- _BRIEF_: Copy the records below word for word, leaving out nothing.

- _EXTRACTED INFORMATION_:
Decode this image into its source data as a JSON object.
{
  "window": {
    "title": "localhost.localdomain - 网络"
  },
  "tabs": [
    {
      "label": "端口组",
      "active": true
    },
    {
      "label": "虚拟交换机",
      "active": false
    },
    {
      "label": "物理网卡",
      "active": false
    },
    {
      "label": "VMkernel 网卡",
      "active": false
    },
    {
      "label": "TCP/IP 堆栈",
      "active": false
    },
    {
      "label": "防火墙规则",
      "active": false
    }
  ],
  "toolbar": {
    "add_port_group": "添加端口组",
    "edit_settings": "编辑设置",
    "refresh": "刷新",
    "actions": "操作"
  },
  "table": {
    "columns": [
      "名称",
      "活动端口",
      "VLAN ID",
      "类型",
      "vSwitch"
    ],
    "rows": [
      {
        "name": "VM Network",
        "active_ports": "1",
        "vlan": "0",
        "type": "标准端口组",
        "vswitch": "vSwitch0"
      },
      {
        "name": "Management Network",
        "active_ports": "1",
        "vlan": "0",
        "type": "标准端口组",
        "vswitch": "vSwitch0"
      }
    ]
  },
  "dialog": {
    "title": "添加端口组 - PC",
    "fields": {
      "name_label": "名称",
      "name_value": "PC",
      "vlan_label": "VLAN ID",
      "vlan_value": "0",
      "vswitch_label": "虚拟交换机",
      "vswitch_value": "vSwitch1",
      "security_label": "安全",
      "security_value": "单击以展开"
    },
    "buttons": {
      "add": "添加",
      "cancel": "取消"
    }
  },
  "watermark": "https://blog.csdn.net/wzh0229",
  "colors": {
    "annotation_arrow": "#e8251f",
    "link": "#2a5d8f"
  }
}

- _OUTPUT FOR THIS TASK_:
Decode this image into its source data as a JSON object.
{
  "window": {
    "title": "localhost.localdomain - 网络"
  },
  "tabs": [
    {
      "label": "端口组",
      "active": true
    },
    {
      "label": "虚拟交换机",
      "active": false
    },
    {
      "label": "物理网卡",
      "active": false
    },
    {
      "label": "VMkernel 网卡",
      "active": false
    },
    {
      "label": "TCP/IP 堆栈",
      "active": false
    },
    {
      "label": "防火墙规则",
      "active": false
    }
  ],
  "toolbar": {
    "add_port_group": "添加端口组",
    "edit_settings": "编辑设置",
    "refresh": "刷新",
    "actions": "操作"
  },
  "table": {
    "columns": [
      "名称",
      "活动端口",
      "VLAN ID",
      "类型",
      "vSwitch"
    ],
    "rows": [
      {
        "name": "VM Network",
        "active_ports": "1",
        "vlan": "0",
        "type": "标准端口组",
        "vswitch": "vSwitch0"
      },
      {
        "name": "Management Network",
        "active_ports": "1",
        "vlan": "0",
        "type": "标准端口组",
        "vswitch": "vSwitch0"
      }
    ]
  },
  "dialog": {
    "title": "添加端口组 - PC",
    "fields": {
      "name_label": "名称",
      "name_value": "PC",
      "vlan_label": "VLAN ID",
      "vlan_value": "0",
      "vswitch_label": "虚拟交换机",
      "vswitch_value": "vSwitch1",
      "security_label": "安全",
      "security_value": "单击以展开"
    },
    "buttons": {
      "add": "添加",
      "cancel": "取消"
    }
  },
  "watermark": "https://blog.csdn.net/wzh0229",
  "colors": {
    "annotation_arrow": "#e8251f",
    "link": "#2a5d8f"
  }
}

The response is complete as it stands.